### What you are asked to do
Only the lines from the one with "Serialize everything readable" through the final line below belong in the answer, copied exactly and without pictures.

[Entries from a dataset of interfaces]
____________

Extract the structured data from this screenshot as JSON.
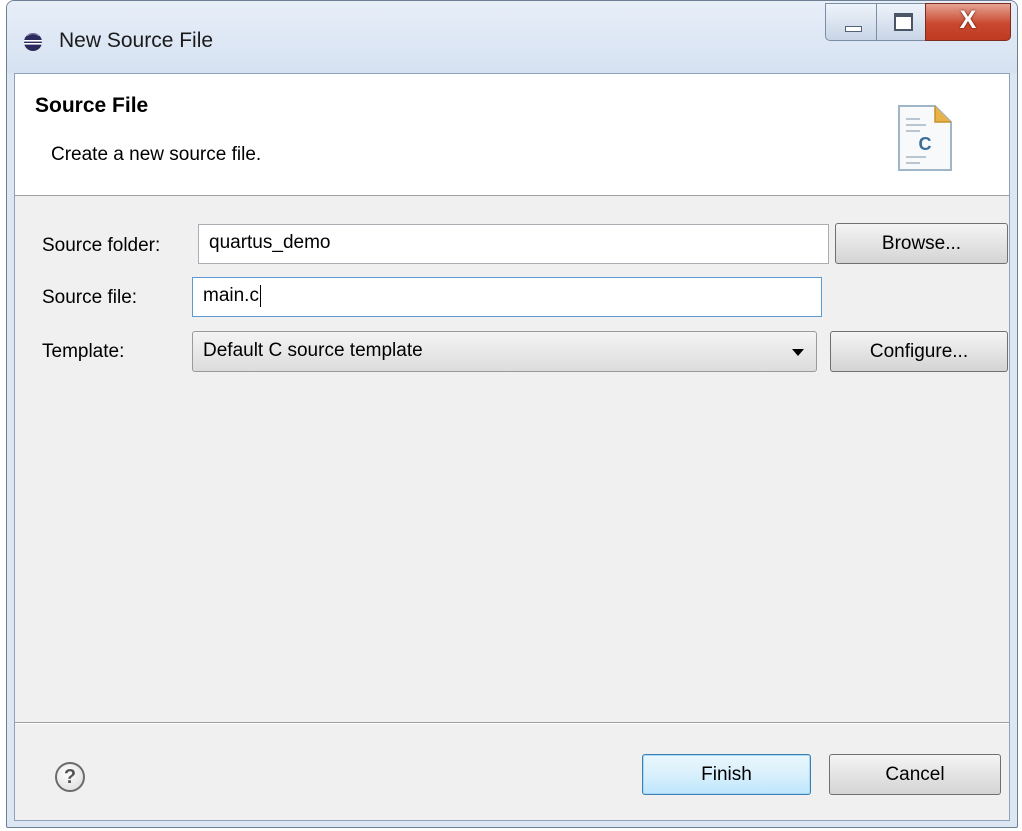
{
  "window": {
    "title": "New Source File",
    "controls": {
      "minimize": "minimize",
      "maximize": "maximize",
      "close": "X"
    }
  },
  "banner": {
    "title": "Source File",
    "description": "Create a new source file.",
    "icon": "c-source-file-icon",
    "icon_letter": "C"
  },
  "form": {
    "source_folder": {
      "label": "Source folder:",
      "value": "quartus_demo"
    },
    "source_file": {
      "label": "Source file:",
      "value": "main.c"
    },
    "template": {
      "label": "Template:",
      "value": "Default C source template"
    }
  },
  "buttons": {
    "browse": "Browse...",
    "configure": "Configure...",
    "finish": "Finish",
    "cancel": "Cancel",
    "help": "?"
  },
  "colors": {
    "title_bar": "#d6e2f1",
    "close_button": "#c9482f",
    "default_button": "#bee6fd",
    "dialog_background": "#f0f0f0"
  }
}
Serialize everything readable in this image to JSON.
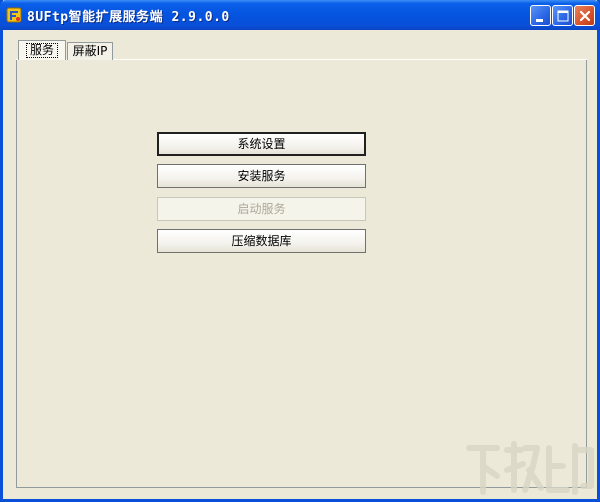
{
  "window": {
    "title": "8UFtp智能扩展服务端 2.9.0.0"
  },
  "tabs": [
    {
      "label": "服务",
      "active": true
    },
    {
      "label": "屏蔽IP",
      "active": false
    }
  ],
  "buttons": [
    {
      "label": "系统设置",
      "state": "default"
    },
    {
      "label": "安装服务",
      "state": "normal"
    },
    {
      "label": "启动服务",
      "state": "disabled"
    },
    {
      "label": "压缩数据库",
      "state": "normal"
    }
  ],
  "icons": {
    "app": "ftp-app-icon",
    "minimize": "minimize-icon",
    "maximize": "maximize-icon",
    "close": "close-icon"
  },
  "colors": {
    "titlebar": "#0a4fd8",
    "close_button": "#d7522b",
    "window_bg": "#ece9d8",
    "disabled_text": "#aca899"
  }
}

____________

### Result of the exercise
Serialize everything readable in this image to JSON.
{
  "window": {
    "title": "8UFtp智能扩展服务端 2.9.0.0"
  },
  "tabs": [
    {
      "label": "服务",
      "active": true
    },
    {
      "label": "屏蔽IP",
      "active": false
    }
  ],
  "buttons": [
    {
      "label": "系统设置",
      "state": "default"
    },
    {
      "label": "安装服务",
      "state": "normal"
    },
    {
      "label": "启动服务",
      "state": "disabled"
    },
    {
      "label": "压缩数据库",
      "state": "normal"
    }
  ],
  "icons": {
    "app": "ftp-app-icon",
    "minimize": "minimize-icon",
    "maximize": "maximize-icon",
    "close": "close-icon"
  },
  "colors": {
    "titlebar": "#0a4fd8",
    "close_button": "#d7522b",
    "window_bg": "#ece9d8",
    "disabled_text": "#aca899"
  }
}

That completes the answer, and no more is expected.